╔══
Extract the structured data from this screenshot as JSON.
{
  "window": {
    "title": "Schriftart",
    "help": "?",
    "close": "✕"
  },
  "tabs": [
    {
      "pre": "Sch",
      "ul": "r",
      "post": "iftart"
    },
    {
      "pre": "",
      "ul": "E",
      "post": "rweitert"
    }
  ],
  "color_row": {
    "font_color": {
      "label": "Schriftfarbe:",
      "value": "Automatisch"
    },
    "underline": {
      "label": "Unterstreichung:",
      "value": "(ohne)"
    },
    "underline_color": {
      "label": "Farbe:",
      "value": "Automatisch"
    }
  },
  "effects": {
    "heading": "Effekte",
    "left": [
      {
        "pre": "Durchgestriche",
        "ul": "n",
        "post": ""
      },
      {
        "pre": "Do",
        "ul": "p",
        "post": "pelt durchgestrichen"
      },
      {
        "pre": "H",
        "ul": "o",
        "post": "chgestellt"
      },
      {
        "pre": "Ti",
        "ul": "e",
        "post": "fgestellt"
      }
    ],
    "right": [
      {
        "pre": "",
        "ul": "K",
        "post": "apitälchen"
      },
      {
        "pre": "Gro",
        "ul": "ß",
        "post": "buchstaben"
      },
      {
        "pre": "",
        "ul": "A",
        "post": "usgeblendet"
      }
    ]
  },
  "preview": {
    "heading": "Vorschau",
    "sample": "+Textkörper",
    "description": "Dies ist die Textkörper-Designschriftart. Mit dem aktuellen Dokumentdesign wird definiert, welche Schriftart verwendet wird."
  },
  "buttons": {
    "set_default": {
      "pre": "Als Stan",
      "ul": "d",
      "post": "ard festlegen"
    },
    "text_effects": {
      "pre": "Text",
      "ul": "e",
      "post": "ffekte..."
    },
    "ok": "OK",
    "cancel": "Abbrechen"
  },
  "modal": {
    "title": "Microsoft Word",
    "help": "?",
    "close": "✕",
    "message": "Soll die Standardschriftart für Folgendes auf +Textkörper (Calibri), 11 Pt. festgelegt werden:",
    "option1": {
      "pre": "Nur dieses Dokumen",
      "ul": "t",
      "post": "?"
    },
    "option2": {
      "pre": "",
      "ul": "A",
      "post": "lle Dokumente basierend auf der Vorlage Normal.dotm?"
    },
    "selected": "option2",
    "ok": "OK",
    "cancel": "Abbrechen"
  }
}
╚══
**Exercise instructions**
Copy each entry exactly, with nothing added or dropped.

**Worked solution**
Extract the structured data from this screenshot as JSON.
{
  "window": {
    "title": "Schriftart",
    "help": "?",
    "close": "✕"
  },
  "tabs": [
    {
      "pre": "Sch",
      "ul": "r",
      "post": "iftart"
    },
    {
      "pre": "",
      "ul": "E",
      "post": "rweitert"
    }
  ],
  "color_row": {
    "font_color": {
      "label": "Schriftfarbe:",
      "value": "Automatisch"
    },
    "underline": {
      "label": "Unterstreichung:",
      "value": "(ohne)"
    },
    "underline_color": {
      "label": "Farbe:",
      "value": "Automatisch"
    }
  },
  "effects": {
    "heading": "Effekte",
    "left": [
      {
        "pre": "Durchgestriche",
        "ul": "n",
        "post": ""
      },
      {
        "pre": "Do",
        "ul": "p",
        "post": "pelt durchgestrichen"
      },
      {
        "pre": "H",
        "ul": "o",
        "post": "chgestellt"
      },
      {
        "pre": "Ti",
        "ul": "e",
        "post": "fgestellt"
      }
    ],
    "right": [
      {
        "pre": "",
        "ul": "K",
        "post": "apitälchen"
      },
      {
        "pre": "Gro",
        "ul": "ß",
        "post": "buchstaben"
      },
      {
        "pre": "",
        "ul": "A",
        "post": "usgeblendet"
      }
    ]
  },
  "preview": {
    "heading": "Vorschau",
    "sample": "+Textkörper",
    "description": "Dies ist die Textkörper-Designschriftart. Mit dem aktuellen Dokumentdesign wird definiert, welche Schriftart verwendet wird."
  },
  "buttons": {
    "set_default": {
      "pre": "Als Stan",
      "ul": "d",
      "post": "ard festlegen"
    },
    "text_effects": {
      "pre": "Text",
      "ul": "e",
      "post": "ffekte..."
    },
    "ok": "OK",
    "cancel": "Abbrechen"
  },
  "modal": {
    "title": "Microsoft Word",
    "help": "?",
    "close": "✕",
    "message": "Soll die Standardschriftart für Folgendes auf +Textkörper (Calibri), 11 Pt. festgelegt werden:",
    "option1": {
      "pre": "Nur dieses Dokumen",
      "ul": "t",
      "post": "?"
    },
    "option2": {
      "pre": "",
      "ul": "A",
      "post": "lle Dokumente basierend auf der Vorlage Normal.dotm?"
    },
    "selected": "option2",
    "ok": "OK",
    "cancel": "Abbrechen"
  }
}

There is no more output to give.